Al Gore May Have Just Lost All Relevance

All of a sudden, Al Gore may no longer be a credible player in the debate over global warming.

Gore sold-out. There are few other ways to interpret his recent admission that he supported ethanol not because of its potential to (partly) solve manmade climate change, but because he wanted votes for his presidential candidacy.

Let's be clear: ethanol was a decent effort. Not every proposed solution to the global warming problem is going to pan out, and it is often not clear whether a solution will pan out -- in whole or in part -- until you start down its path and learn about its problems, and its unintended consequences, in detail. (And you will only learn about some details by starting down the path.)

So I don't think you can fault anyone for having backing ethanol.
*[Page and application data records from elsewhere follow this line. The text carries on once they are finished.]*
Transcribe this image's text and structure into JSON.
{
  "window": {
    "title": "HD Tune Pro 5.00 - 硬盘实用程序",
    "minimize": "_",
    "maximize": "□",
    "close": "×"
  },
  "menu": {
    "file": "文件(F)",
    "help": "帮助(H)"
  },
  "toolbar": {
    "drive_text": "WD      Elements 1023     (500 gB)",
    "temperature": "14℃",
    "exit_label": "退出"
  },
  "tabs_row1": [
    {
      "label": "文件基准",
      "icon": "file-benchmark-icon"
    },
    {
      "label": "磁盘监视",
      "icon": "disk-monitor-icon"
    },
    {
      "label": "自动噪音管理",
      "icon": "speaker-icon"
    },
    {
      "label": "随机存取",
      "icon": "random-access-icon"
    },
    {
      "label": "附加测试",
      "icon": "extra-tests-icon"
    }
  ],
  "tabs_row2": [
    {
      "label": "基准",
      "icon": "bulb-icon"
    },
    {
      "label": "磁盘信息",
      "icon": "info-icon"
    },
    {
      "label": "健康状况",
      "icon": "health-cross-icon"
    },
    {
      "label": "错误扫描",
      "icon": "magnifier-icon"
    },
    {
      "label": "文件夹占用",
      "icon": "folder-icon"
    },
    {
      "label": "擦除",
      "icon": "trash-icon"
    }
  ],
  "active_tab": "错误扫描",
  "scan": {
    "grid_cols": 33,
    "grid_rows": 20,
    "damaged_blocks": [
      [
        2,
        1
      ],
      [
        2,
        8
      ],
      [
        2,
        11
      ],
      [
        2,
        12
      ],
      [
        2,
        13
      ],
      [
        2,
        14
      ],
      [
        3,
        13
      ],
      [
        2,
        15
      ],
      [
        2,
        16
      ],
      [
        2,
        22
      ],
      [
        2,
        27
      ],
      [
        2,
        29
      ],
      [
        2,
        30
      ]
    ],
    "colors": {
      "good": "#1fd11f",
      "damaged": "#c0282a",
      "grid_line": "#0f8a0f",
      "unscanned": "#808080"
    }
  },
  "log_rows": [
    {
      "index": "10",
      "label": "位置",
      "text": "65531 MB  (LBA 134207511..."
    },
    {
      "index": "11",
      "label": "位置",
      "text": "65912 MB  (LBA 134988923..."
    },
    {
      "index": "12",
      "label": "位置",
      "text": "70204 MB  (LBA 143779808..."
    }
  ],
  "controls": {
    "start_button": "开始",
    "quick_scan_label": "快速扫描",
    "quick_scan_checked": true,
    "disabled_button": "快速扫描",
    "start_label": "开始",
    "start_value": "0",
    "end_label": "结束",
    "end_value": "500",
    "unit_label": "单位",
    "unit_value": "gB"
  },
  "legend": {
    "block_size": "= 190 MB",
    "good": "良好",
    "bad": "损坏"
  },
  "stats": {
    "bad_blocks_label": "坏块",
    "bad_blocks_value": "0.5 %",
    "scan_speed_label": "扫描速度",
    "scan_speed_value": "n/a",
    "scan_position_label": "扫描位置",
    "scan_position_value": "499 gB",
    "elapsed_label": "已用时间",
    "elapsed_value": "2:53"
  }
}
But you can fault them if the primary reason they backed it was to garner votes -- which is what Gore seems to say he did:
"First generation ethanol I think was a mistake. The energy conversion ratios are at best very small," he said, referring to how much energy is produced in the process.
The U.S. ethanol industry will consume about 41 percent of the U.S. corn crop this year, or 15 percent of the global corn crop, according to Goldman Sachs analysts.
Gore explained his own support for the original program on his presidential ambitions.
"One of the reasons I made that mistake is that I paid particular attention to the farmers in my home state of Tennessee, and I had a certain fondness for the farmers in the state of Iowa because I was about to run for president" in 2000."
This is a noble proclamation -- but no less damaging. Gore did exactly what so many have accused climate skeptics/deniers of doing -- taking a position for political and/or economic gain.

Tonight, I can't see how he can outlive this or get his former credibility back.

1 comment:

Anonymous said...


Solar/wind is looking a lot like ethanol in Europe.